* _TASK DETAILS_
In the records below, find every line that contains "古典音乐" and list it.

* _INPUT FOR THIS TASK_
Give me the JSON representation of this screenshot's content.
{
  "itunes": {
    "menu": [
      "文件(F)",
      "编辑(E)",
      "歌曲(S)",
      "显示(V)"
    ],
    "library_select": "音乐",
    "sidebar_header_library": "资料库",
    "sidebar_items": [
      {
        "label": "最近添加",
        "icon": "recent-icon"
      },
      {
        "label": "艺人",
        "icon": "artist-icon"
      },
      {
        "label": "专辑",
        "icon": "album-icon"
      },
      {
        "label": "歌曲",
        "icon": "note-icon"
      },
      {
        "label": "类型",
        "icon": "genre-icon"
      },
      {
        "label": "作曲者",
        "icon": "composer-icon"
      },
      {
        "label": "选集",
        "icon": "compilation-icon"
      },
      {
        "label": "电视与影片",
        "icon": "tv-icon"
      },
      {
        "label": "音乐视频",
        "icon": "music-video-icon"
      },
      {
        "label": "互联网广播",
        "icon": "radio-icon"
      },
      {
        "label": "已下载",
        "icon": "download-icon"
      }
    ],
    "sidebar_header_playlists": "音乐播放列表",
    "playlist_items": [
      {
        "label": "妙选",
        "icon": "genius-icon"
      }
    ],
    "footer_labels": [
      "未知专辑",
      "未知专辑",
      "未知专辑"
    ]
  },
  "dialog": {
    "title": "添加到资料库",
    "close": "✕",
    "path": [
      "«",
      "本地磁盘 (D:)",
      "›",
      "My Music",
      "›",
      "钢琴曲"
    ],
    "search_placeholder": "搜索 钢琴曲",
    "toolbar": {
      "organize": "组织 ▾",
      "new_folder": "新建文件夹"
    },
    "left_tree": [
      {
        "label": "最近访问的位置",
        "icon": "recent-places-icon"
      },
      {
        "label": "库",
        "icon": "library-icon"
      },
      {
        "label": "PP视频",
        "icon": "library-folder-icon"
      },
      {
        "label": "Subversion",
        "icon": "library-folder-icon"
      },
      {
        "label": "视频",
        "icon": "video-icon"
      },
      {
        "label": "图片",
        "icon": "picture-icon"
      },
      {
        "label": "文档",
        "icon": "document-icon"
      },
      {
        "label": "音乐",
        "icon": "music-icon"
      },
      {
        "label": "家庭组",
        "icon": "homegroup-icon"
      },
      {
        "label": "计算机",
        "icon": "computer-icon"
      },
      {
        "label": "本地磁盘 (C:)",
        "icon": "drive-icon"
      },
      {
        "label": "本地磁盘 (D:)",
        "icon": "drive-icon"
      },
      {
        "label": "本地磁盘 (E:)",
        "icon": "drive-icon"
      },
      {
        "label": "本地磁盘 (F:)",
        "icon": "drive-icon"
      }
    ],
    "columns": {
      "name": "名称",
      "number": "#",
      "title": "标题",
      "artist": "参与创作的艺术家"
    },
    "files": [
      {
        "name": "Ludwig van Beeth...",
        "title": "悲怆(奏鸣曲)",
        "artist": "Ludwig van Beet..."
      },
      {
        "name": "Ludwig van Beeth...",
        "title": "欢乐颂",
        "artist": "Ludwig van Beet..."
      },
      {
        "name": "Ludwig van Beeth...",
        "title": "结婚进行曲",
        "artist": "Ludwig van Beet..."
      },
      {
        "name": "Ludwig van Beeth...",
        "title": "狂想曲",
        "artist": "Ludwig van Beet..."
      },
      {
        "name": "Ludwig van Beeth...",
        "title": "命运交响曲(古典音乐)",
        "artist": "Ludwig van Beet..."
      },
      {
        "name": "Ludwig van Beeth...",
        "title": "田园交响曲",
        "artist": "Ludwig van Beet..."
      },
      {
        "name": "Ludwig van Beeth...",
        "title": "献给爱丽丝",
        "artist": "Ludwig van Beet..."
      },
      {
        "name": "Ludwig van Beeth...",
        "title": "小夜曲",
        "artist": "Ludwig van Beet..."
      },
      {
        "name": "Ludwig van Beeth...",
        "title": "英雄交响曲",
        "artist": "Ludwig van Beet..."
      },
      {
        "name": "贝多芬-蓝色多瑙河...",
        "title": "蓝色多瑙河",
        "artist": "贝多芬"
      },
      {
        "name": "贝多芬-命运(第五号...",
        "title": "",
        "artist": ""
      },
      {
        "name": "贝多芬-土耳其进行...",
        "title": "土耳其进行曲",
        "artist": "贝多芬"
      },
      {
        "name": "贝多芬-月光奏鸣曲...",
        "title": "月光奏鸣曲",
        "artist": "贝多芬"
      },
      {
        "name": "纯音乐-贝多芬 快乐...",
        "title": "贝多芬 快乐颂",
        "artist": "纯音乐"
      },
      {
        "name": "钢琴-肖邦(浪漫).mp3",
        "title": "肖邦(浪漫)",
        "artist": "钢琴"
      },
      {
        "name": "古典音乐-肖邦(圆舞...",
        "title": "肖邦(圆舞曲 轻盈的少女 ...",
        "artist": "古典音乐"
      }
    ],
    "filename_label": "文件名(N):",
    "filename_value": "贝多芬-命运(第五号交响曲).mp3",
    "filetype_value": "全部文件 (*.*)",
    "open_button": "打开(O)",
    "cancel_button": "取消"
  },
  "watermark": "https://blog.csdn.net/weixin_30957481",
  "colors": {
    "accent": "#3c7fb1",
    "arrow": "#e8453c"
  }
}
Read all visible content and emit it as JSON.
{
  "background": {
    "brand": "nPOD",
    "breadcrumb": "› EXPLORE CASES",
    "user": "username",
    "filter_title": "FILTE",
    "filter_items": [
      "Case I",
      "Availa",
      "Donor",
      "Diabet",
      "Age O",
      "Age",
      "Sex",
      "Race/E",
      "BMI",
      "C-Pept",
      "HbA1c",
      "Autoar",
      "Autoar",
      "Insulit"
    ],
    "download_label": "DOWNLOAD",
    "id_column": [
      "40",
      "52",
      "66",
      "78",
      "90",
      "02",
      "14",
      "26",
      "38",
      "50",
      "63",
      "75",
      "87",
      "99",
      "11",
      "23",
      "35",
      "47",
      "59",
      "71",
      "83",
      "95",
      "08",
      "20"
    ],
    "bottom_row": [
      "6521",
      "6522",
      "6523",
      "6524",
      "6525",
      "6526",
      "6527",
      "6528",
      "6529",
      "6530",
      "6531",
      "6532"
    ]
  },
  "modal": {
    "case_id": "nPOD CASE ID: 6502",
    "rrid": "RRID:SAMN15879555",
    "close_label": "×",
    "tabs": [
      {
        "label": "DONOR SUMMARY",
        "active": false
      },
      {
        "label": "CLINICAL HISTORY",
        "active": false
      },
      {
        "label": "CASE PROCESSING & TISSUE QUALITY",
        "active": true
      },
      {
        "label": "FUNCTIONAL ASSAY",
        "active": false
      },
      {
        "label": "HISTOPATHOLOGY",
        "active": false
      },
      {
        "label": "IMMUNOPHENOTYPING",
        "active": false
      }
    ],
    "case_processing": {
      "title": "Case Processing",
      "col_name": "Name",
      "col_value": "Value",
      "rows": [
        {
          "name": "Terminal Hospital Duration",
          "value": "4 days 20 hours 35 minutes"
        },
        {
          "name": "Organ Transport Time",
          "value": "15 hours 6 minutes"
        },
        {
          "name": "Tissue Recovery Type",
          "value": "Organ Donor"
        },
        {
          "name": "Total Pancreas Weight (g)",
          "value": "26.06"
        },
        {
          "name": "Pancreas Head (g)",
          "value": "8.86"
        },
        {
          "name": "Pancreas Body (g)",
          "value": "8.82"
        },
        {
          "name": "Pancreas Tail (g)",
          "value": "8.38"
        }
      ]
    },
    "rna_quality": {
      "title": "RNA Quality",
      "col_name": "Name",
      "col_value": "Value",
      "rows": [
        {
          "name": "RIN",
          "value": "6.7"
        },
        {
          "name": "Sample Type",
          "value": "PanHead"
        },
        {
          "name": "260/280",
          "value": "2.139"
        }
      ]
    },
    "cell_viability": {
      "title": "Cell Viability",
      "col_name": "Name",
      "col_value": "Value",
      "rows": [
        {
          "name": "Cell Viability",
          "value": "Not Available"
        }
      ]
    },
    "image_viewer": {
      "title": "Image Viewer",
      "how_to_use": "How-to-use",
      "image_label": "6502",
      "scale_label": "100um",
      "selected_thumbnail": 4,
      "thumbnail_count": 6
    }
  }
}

* _WRITTEN REPLY_
        "title": "命运交响曲(古典音乐)",
        "name": "古典音乐-肖邦(圆舞...",
        "artist": "古典音乐"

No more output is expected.